A Toronto neighbourhood is taking safety into its own hands as LRT construction continues pushing traffic on to normally quiet residential streets.

If you’ve ever driven through Leaside you may have noticed neon orange flags at the four-way stops. It’s a simple concept to catch the attention of drivers. Pedestrians grab a flag and wave it as they cross the street and return it to a canister on the other side. It all began at a single intersection outside Northlea Elementary and Middle School where a trio of grade 6 students noticed more and more cars were rolling through stops signs.

“We just thought given it’s happening so close to a school where there’s a hundred of kids and families walking here all the time there was room for an incident and we didn’t want that to happen,” said 11-year-old Arnav Shaw, one of three co-creators of The Crosswalk Company.

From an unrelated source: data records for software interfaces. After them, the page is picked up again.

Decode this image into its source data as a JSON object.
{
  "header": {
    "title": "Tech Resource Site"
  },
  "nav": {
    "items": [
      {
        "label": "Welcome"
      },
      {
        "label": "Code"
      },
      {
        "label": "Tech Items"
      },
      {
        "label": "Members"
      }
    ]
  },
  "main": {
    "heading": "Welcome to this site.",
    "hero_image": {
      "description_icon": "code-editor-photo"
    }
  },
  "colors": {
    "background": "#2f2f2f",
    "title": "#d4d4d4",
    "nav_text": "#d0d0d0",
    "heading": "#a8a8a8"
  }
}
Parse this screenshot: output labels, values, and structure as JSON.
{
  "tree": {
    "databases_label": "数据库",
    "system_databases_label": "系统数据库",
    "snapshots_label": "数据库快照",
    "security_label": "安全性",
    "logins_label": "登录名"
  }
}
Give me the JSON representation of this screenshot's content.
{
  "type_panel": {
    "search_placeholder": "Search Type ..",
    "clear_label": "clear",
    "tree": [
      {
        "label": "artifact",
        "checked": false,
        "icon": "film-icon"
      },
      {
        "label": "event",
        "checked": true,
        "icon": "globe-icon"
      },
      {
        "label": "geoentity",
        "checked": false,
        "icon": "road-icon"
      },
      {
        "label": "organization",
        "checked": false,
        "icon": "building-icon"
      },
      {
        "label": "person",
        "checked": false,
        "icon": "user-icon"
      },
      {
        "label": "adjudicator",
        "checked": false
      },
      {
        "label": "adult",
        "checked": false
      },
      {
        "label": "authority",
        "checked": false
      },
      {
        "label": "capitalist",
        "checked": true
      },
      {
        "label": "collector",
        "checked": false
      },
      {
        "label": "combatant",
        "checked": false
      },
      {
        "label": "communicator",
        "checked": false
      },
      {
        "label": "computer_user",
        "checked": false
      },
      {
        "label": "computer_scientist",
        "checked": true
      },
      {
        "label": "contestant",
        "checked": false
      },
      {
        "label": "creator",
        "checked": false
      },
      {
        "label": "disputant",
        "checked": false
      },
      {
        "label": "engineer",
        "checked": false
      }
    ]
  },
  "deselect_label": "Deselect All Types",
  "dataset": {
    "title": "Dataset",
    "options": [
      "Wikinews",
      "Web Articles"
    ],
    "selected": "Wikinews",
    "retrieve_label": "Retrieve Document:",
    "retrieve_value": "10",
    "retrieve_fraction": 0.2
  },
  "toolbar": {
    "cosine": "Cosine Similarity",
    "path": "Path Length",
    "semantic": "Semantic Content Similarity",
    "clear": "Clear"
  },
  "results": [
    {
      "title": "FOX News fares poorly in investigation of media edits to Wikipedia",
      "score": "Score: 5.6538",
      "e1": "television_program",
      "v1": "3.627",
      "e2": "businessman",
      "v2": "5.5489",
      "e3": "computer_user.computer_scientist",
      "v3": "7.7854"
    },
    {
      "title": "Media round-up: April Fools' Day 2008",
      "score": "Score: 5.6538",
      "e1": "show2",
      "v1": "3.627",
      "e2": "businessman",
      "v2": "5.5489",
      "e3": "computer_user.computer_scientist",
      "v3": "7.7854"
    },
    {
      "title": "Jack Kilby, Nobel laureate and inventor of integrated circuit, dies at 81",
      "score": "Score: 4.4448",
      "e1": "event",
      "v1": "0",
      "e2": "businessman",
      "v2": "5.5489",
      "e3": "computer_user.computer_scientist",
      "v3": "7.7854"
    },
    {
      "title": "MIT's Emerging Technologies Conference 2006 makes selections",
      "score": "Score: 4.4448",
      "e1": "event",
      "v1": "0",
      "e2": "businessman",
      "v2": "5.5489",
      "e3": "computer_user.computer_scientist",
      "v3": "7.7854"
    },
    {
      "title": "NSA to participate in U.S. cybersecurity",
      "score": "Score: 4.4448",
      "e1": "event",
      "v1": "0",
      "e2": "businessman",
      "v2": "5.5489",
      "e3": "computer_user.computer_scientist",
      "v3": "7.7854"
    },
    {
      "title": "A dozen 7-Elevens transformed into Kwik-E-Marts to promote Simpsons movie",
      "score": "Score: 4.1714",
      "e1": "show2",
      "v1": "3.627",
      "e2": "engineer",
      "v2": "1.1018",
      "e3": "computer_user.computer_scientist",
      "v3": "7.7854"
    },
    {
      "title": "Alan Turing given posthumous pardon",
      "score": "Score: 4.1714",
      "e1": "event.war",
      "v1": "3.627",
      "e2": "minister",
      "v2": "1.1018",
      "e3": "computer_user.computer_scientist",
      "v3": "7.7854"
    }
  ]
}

The trio of friends got the idea from a suburb in Seattle that was using the safety initiative. The young entrepreneurs then took skills they learned at a University of Toronto business camp to start up their own version of the neon flag program.

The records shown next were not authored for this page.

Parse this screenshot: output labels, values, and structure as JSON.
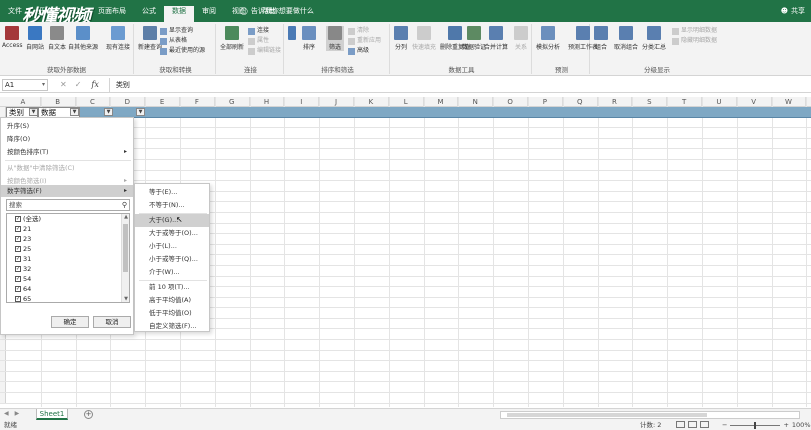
{
  "logo": {
    "text": "秒懂视频"
  },
  "ribbon_tabs": [
    "文件",
    "开始",
    "插入",
    "页面布局",
    "公式",
    "数据",
    "审阅",
    "视图",
    "帮助"
  ],
  "active_tab_index": 5,
  "tell_me": "告诉我你想要做什么",
  "share": "共享",
  "ribbon": {
    "groups": [
      {
        "label": "获取外部数据",
        "buttons": [
          "Access",
          "自网站",
          "自文本",
          "自其他来源",
          "现有连接"
        ]
      },
      {
        "label": "获取和转换",
        "buttons": [
          "新建查询"
        ],
        "small": [
          "显示查询",
          "从表格",
          "最近使用的源"
        ]
      },
      {
        "label": "连接",
        "buttons": [
          "全部刷新"
        ],
        "small": [
          "连接",
          "属性",
          "编辑链接"
        ]
      },
      {
        "label": "排序和筛选",
        "buttons": [
          "排序",
          "筛选"
        ],
        "small": [
          "清除",
          "重新应用",
          "高级"
        ]
      },
      {
        "label": "数据工具",
        "buttons": [
          "分列",
          "快速填充",
          "删除重复值",
          "数据验证",
          "合并计算",
          "关系"
        ]
      },
      {
        "label": "预测",
        "buttons": [
          "模拟分析",
          "预测工作表"
        ]
      },
      {
        "label": "分级显示",
        "buttons": [
          "组合",
          "取消组合",
          "分类汇总"
        ],
        "small": [
          "显示明细数据",
          "隐藏明细数据"
        ]
      }
    ]
  },
  "formula_bar": {
    "name_box": "A1",
    "fx": "fx",
    "content": "类别"
  },
  "columns": [
    "A",
    "B",
    "C",
    "D",
    "E",
    "F",
    "G",
    "H",
    "I",
    "J",
    "K",
    "L",
    "M",
    "N",
    "O",
    "P",
    "Q",
    "R",
    "S",
    "T",
    "U",
    "V",
    "W"
  ],
  "header_cells": {
    "a1": "类别",
    "b1": "数据"
  },
  "filter_menu": {
    "items": [
      "升序(S)",
      "降序(O)",
      "按颜色排序(T)",
      "从\"数据\"中清除筛选(C)",
      "按颜色筛选(I)",
      "数字筛选(F)"
    ],
    "search_placeholder": "搜索",
    "checks": [
      "(全选)",
      "21",
      "23",
      "25",
      "31",
      "32",
      "54",
      "64",
      "65",
      "81"
    ],
    "ok": "确定",
    "cancel": "取消"
  },
  "number_filter_submenu": {
    "items": [
      "等于(E)...",
      "不等于(N)...",
      "大于(G)...",
      "大于或等于(O)...",
      "小于(L)...",
      "小于或等于(Q)...",
      "介于(W)...",
      "前 10 项(T)...",
      "高于平均值(A)",
      "低于平均值(O)",
      "自定义筛选(F)..."
    ],
    "highlighted_index": 2
  },
  "sheet_tab": "Sheet1",
  "status": {
    "ready": "就绪",
    "count": "计数: 2",
    "zoom": "100%"
  },
  "colors": {
    "excel_green": "#217346",
    "ribbon_bg": "#f3f3f3",
    "header_band": "#7fa8c4"
  }
}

“Then we got contacted by other parent groups from others schools asking how they can start it,” Said co-creator Quinlan Birmingham.

Two years later, at least four other schools are using the flags. They are also available at well over a dozen intersections throughout the Leaside neighbourhood.

Residents tell CityNews traffic is a nightmare and only getting worse as construction continues on the Eglinton LRT.

“There’s a lot more noise and cars on every side road because they can’t go down Eglinton – it’s insane,” said Liz. While she doesn’t use the neon flags herself she believes they are a great option for the many children who walk to school everyday. But Victor believes they create a false sense of security

“The kids have to learn to make contact with the driver. They can’t just step in front of the car.”

The Crosswalk Company kids, now in grade 7, tell CityNews they have been hearing success stories from other schools.

“There was an 8-year-old girl and a driver almost hit her but she had the flags so the driver came to a stop. It’s scary but it’s good to know our system may have saved a life.”

The trio is hoping, this safety program will encourage both pedestrians and drivers to pay better attention.